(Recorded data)
========================================================================

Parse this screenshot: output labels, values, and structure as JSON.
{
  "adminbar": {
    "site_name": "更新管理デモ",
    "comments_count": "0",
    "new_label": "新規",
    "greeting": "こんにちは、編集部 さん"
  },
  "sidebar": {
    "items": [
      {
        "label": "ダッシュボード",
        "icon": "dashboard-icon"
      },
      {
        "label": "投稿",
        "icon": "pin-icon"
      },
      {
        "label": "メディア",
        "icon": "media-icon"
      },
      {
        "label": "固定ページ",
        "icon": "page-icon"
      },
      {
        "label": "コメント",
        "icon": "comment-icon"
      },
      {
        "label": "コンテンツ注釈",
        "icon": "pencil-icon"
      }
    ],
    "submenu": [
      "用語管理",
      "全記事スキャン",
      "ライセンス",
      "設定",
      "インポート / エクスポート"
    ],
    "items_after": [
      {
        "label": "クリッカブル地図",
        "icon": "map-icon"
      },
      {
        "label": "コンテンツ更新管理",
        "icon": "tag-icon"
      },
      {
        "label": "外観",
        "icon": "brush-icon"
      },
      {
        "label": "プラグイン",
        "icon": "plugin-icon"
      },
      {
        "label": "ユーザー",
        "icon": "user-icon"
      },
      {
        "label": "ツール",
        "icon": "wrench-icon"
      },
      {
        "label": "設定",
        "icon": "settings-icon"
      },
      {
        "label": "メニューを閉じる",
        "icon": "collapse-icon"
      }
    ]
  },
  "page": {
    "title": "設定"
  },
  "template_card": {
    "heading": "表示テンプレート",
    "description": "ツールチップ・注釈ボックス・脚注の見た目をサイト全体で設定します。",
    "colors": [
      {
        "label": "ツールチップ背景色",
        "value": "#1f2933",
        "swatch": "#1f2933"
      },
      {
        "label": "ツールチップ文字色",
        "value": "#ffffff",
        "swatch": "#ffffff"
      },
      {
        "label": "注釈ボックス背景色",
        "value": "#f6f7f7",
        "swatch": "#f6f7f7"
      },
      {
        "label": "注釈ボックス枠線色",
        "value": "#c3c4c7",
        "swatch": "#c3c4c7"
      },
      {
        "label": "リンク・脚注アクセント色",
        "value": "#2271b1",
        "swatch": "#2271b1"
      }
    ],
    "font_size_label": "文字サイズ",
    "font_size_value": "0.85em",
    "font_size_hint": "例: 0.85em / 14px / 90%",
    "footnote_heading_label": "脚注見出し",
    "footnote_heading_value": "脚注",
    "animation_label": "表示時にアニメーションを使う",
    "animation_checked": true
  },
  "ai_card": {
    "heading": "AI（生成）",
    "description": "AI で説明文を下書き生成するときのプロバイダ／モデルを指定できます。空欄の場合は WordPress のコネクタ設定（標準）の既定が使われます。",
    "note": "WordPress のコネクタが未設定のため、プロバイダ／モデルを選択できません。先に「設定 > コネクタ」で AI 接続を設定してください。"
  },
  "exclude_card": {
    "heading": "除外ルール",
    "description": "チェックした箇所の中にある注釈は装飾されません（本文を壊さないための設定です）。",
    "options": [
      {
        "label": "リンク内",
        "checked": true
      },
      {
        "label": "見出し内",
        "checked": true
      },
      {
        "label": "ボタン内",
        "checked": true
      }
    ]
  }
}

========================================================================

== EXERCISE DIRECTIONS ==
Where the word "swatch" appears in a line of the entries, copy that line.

== ANSWER TO THIS PROBLEM ==
        "swatch": "#1f2933"
        "swatch": "#ffffff"
        "swatch": "#f6f7f7"
        "swatch": "#c3c4c7"
        "swatch": "#2271b1"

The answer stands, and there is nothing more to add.